What should health care providers do?<p>The authors of the study recommend that health care providers check in with LGBTQ+ patients about stress and screen for mood and anxiety disorders in members of that community—even among those with no prior history of anxiety or depression.</p><p>As cases of COVID-19 continue to mount, the sustained social distancing, potential isolation, economic precariousness, and personal illness, grief, and loss are bound to have increased and varied impacts on mental health. Effective treatments may include individual therapy and medications as well as more large-scale coronavirus support programs like peer-led groups and mindfulness practices. </p><p>"It will be important to find out what happens over time and to identify who is most at risk, so we can be sure to roll out public health interventions to support the mental health of our communities in the best and most effective ways," said Flentje.</p>
What we know about black holes is both fascinating and scary.
- When it comes to black holes, science simultaneously knows so much and so little, which is why they are so fascinating. Focusing on what we do know, this group of astronomers, educators, and physicists share some of the most incredible facts about the powerful and mysterious objects.
- A black hole is so massive that light (and anything else it swallows) can't escape, says Bill Nye. You can't see a black hole, theoretical physicists Michio Kaku and Christophe Galfard explain, because it is too dark.
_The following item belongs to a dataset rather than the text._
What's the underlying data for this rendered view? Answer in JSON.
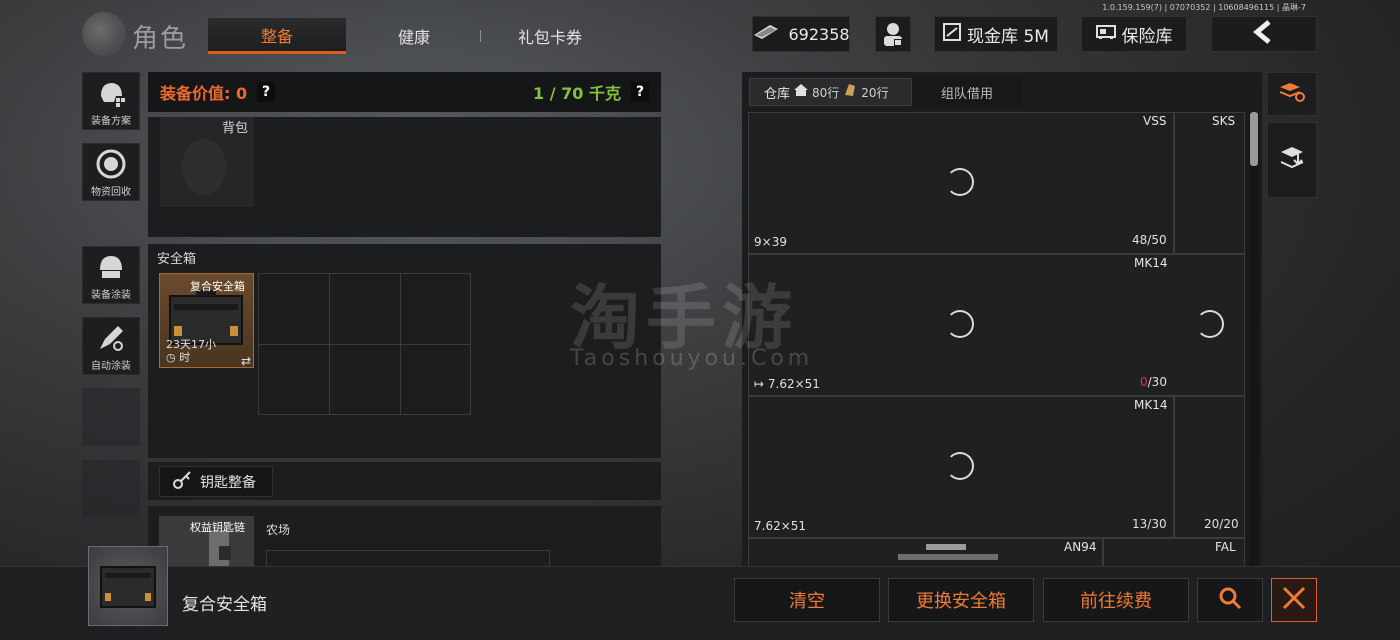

What you can see, however, is the distortion of light around it caused by its extreme gravity.
- Explaining one unsettling concept from astrophysics called spaghettification, astronomer Michelle Thaller says that "If you got close to a black hole there would be tides over your body that small that would rip you apart into basically a strand of spaghetti that would fall down the black hole."
The team caught a glimpse of a process that takes 18,000,000,000,000,000,000,000 years.
- In Italy, a team of scientists is using a highly sophisticated detector to hunt for dark matter.
- The team observed an ultra-rare particle interaction that reveals the half-life of a xenon-124 atom to be 18 sextillion years.
- The half-life of a process is how long it takes for half of the radioactive nuclei present in a sample to decay.
A new study looks at what would happen to human language on a long journey to other star systems.
- A new study proposes that language could change dramatically on long space voyages.
- Spacefaring people might lose the ability to understand the people of Earth.
- This scenario is of particular concern for potential "generation ships".